Task brief - Copy out exactly each line from the line with "What's the underlying" through the last line of the material below.
▬▬▬
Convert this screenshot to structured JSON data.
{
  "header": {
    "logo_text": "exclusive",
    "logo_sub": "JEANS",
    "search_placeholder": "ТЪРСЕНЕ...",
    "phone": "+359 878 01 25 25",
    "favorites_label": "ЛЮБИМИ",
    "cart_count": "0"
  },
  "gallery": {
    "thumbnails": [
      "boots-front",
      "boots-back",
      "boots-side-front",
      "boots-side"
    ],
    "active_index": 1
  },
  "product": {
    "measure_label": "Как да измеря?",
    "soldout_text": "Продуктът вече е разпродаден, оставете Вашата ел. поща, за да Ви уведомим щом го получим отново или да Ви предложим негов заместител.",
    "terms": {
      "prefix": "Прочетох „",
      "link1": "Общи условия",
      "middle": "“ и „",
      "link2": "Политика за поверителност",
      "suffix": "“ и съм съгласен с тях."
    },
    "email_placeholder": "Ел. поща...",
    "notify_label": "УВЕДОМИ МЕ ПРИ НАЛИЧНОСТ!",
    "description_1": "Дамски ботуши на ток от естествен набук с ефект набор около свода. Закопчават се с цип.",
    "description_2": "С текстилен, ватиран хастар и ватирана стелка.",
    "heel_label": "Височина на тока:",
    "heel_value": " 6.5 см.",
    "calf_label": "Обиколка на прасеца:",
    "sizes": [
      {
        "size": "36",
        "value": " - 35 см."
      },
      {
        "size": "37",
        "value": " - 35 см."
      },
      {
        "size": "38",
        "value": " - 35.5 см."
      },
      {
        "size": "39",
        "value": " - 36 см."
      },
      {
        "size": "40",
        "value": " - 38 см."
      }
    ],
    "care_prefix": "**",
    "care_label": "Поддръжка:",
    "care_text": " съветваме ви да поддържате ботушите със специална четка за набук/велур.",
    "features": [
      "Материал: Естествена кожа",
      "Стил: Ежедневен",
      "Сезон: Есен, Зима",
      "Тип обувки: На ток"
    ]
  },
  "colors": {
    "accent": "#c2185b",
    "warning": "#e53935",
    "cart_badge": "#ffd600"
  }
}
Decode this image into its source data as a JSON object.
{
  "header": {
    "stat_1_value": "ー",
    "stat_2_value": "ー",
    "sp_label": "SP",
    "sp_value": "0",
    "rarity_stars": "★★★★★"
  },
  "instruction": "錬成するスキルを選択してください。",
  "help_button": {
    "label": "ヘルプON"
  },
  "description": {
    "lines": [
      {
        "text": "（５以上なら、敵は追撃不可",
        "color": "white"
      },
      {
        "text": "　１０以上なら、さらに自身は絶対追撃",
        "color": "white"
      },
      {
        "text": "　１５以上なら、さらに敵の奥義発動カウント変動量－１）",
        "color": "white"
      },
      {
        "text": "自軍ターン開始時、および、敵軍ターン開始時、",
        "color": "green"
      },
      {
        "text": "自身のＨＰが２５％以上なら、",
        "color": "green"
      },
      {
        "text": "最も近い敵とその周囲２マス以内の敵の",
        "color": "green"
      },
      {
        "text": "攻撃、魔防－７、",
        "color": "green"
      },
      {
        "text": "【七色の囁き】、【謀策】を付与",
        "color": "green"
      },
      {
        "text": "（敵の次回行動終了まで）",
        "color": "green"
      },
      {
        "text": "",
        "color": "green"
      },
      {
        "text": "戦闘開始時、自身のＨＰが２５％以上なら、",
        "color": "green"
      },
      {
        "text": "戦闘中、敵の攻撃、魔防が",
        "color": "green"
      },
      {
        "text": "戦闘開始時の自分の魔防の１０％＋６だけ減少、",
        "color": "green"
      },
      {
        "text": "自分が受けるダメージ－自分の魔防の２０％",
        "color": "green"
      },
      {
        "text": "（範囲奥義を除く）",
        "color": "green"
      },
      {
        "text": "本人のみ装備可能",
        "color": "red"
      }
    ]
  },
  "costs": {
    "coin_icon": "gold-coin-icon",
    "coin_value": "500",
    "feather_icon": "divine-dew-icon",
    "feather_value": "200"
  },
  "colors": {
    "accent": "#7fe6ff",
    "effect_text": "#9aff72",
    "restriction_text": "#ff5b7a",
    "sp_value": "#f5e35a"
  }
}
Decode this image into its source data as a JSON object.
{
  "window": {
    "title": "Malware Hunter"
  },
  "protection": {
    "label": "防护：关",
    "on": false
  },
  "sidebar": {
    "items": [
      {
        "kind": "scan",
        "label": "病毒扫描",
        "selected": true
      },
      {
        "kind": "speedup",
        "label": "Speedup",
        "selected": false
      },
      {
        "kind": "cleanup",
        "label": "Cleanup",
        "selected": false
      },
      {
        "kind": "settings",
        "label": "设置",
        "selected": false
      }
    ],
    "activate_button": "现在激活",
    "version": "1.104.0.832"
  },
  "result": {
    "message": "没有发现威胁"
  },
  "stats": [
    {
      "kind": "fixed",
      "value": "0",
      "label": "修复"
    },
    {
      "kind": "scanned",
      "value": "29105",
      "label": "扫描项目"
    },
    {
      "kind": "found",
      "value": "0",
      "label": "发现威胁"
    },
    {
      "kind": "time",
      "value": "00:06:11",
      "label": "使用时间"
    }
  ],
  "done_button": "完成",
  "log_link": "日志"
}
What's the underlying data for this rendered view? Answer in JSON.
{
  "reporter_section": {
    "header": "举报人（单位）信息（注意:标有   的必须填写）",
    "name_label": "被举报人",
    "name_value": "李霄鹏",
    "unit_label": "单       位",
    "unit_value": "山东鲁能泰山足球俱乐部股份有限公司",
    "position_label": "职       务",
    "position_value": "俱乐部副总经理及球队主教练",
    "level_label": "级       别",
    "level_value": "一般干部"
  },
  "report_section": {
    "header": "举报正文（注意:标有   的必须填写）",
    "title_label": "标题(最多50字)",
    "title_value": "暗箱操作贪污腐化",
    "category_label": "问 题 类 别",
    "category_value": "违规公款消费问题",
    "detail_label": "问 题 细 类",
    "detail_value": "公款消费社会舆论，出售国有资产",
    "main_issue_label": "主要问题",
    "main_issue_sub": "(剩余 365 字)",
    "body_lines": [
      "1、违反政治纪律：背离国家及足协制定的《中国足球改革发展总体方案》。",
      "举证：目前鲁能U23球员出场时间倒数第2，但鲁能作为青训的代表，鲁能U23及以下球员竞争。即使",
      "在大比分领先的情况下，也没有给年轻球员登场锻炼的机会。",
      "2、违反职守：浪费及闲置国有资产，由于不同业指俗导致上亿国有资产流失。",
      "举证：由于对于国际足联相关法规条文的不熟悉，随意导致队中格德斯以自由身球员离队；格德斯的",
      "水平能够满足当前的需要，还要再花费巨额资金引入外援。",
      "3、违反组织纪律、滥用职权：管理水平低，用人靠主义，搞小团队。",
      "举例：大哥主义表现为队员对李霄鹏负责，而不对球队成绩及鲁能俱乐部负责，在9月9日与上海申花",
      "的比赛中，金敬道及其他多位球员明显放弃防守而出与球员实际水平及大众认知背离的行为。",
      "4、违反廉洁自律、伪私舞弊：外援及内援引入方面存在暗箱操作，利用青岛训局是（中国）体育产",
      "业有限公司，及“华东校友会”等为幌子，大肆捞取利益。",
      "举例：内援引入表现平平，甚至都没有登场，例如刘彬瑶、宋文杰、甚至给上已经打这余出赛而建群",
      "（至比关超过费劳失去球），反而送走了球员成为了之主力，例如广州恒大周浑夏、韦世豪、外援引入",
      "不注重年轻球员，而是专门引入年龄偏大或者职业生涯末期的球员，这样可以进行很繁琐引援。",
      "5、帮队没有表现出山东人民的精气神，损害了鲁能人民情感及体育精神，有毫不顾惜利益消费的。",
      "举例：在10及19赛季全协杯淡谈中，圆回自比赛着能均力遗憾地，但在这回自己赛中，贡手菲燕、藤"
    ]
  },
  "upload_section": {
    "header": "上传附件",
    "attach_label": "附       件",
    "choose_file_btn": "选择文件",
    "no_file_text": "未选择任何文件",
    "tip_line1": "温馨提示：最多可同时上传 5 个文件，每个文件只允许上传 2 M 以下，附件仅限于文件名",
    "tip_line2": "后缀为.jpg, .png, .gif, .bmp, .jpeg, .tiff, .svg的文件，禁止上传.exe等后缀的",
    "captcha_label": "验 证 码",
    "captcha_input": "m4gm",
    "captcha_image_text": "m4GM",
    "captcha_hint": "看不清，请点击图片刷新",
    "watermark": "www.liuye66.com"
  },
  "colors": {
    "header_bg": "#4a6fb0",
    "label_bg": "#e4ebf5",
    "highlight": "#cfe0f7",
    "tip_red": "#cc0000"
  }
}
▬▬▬
Task output -
What's the underlying data for this rendered view? Answer in JSON.
{
  "reporter_section": {
    "header": "举报人（单位）信息（注意:标有   的必须填写）",
    "name_label": "被举报人",
    "name_value": "李霄鹏",
    "unit_label": "单       位",
    "unit_value": "山东鲁能泰山足球俱乐部股份有限公司",
    "position_label": "职       务",
    "position_value": "俱乐部副总经理及球队主教练",
    "level_label": "级       别",
    "level_value": "一般干部"
  },
  "report_section": {
    "header": "举报正文（注意:标有   的必须填写）",
    "title_label": "标题(最多50字)",
    "title_value": "暗箱操作贪污腐化",
    "category_label": "问 题 类 别",
    "category_value": "违规公款消费问题",
    "detail_label": "问 题 细 类",
    "detail_value": "公款消费社会舆论，出售国有资产",
    "main_issue_label": "主要问题",
    "main_issue_sub": "(剩余 365 字)",
    "body_lines": [
      "1、违反政治纪律：背离国家及足协制定的《中国足球改革发展总体方案》。",
      "举证：目前鲁能U23球员出场时间倒数第2，但鲁能作为青训的代表，鲁能U23及以下球员竞争。即使",
      "在大比分领先的情况下，也没有给年轻球员登场锻炼的机会。",
      "2、违反职守：浪费及闲置国有资产，由于不同业指俗导致上亿国有资产流失。",
      "举证：由于对于国际足联相关法规条文的不熟悉，随意导致队中格德斯以自由身球员离队；格德斯的",
      "水平能够满足当前的需要，还要再花费巨额资金引入外援。",
      "3、违反组织纪律、滥用职权：管理水平低，用人靠主义，搞小团队。",
      "举例：大哥主义表现为队员对李霄鹏负责，而不对球队成绩及鲁能俱乐部负责，在9月9日与上海申花",
      "的比赛中，金敬道及其他多位球员明显放弃防守而出与球员实际水平及大众认知背离的行为。",
      "4、违反廉洁自律、伪私舞弊：外援及内援引入方面存在暗箱操作，利用青岛训局是（中国）体育产",
      "业有限公司，及“华东校友会”等为幌子，大肆捞取利益。",
      "举例：内援引入表现平平，甚至都没有登场，例如刘彬瑶、宋文杰、甚至给上已经打这余出赛而建群",
      "（至比关超过费劳失去球），反而送走了球员成为了之主力，例如广州恒大周浑夏、韦世豪、外援引入",
      "不注重年轻球员，而是专门引入年龄偏大或者职业生涯末期的球员，这样可以进行很繁琐引援。",
      "5、帮队没有表现出山东人民的精气神，损害了鲁能人民情感及体育精神，有毫不顾惜利益消费的。",
      "举例：在10及19赛季全协杯淡谈中，圆回自比赛着能均力遗憾地，但在这回自己赛中，贡手菲燕、藤"
    ]
  },
  "upload_section": {
    "header": "上传附件",
    "attach_label": "附       件",
    "choose_file_btn": "选择文件",
    "no_file_text": "未选择任何文件",
    "tip_line1": "温馨提示：最多可同时上传 5 个文件，每个文件只允许上传 2 M 以下，附件仅限于文件名",
    "tip_line2": "后缀为.jpg, .png, .gif, .bmp, .jpeg, .tiff, .svg的文件，禁止上传.exe等后缀的",
    "captcha_label": "验 证 码",
    "captcha_input": "m4gm",
    "captcha_image_text": "m4GM",
    "captcha_hint": "看不清，请点击图片刷新",
    "watermark": "www.liuye66.com"
  },
  "colors": {
    "header_bg": "#4a6fb0",
    "label_bg": "#e4ebf5",
    "highlight": "#cfe0f7",
    "tip_red": "#cc0000"
  }
}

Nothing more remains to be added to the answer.